And now, the not-so-good. I have only two complaints. First, is that everyone and their brother smokes here. For non-smokers, it is pretty gross. Second, is the exorbitant visa fee that the Turkish Government charges Canadians. For Canadians, a standard Turkish visa is $60. Its not the fee itself that flew me into an angry frenzy at the visa counter- its the fact that Canadians, and Canadians ALONE pay THREE times the visa fee that any other nationality in the entire world pays. And no one seems to know why. Or if they do, its some sot of National secret grudge, and they certainly weren't telling me the reason. Most other countries, if they require a visa, pay $20. The next closest to what we Canadians pay is poor Moldova, who pay $30. And then its just us, hanging out at $60. Why? Don't even say 'reciprocity' because I will bite your head off and then go into the five point lecture that I originally had in mind for a blog I was going to write solely on this issue- I was that annoyed about it at the time. Consider yourself lucky that I've spared you from my rant. If you really want to get me going some time- just ask me about Turkish visa reciprocity when I get home-boy do I have a spiel prepared. Anyways, I like Turkey so much that I don't want to get all revved up again over $120 right now. Its a drop in the bucket at this point. Hey! There's something else that's not reciprocal. We love Turkey, but apparently they don't love us. Who would have thought? Not everyone loves Canadians.

p.s: It is against the law in Turkey to 'insult Turkish-ness.' Vague....

p.p.s: In case you were wondering, Lao doesn't like Canadians either, but I probably already complained about that.


Parentals said...

you missed Australia in your country list....
AND..... I'm not the only one who wants you to do 'travel nights' and even if it's just Grandma, Justine and I.... you have to do them!

Anonymous said...
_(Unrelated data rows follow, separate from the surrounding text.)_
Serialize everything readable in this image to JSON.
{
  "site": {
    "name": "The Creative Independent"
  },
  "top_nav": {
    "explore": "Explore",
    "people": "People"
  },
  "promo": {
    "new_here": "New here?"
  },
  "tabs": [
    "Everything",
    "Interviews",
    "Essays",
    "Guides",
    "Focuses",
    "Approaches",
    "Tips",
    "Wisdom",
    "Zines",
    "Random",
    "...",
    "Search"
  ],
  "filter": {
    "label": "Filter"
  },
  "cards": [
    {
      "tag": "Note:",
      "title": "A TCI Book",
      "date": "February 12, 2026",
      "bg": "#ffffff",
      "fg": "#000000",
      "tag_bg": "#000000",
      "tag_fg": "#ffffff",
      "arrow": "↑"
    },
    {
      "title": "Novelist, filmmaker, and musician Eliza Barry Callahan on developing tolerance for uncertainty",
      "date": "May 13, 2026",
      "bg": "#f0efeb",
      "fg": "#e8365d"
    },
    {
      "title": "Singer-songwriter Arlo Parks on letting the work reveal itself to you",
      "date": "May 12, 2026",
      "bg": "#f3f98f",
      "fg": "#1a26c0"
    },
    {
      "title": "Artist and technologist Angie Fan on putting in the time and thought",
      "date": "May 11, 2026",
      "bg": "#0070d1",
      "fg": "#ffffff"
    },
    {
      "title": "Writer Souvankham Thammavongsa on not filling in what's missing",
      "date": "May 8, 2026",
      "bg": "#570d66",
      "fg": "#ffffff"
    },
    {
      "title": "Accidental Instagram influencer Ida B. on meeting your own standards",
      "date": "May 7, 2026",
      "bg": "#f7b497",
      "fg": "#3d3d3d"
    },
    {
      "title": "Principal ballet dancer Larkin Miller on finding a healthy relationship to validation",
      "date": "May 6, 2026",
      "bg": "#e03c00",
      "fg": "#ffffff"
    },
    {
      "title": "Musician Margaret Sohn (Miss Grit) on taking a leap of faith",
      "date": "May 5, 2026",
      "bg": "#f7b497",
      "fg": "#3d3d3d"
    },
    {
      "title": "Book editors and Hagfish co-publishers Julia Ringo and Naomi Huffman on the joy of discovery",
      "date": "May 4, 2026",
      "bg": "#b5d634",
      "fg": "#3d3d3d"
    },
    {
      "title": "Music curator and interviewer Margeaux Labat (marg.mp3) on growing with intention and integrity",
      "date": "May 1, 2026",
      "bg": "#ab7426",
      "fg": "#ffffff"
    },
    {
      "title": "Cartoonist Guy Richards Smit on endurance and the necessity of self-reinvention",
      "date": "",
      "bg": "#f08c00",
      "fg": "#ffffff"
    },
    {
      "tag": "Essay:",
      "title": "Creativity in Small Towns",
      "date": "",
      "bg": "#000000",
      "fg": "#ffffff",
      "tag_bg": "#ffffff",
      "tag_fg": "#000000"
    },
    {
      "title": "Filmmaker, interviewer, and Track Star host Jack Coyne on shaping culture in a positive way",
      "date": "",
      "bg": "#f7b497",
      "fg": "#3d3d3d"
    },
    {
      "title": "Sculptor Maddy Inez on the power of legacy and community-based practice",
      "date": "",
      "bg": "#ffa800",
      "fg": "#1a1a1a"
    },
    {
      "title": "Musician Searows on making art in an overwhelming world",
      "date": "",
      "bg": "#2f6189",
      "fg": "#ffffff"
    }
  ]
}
Hi J and K,
Your blog is as good as ever and you have given us much enjoyment hearing all about Turkey and especially Istanbul. Reaching Europe brings you a lot loser to the UK and especially to Ireland
where the door is open and the going rate is cheap !
Best wishes as your wonderful trip is getting near the end.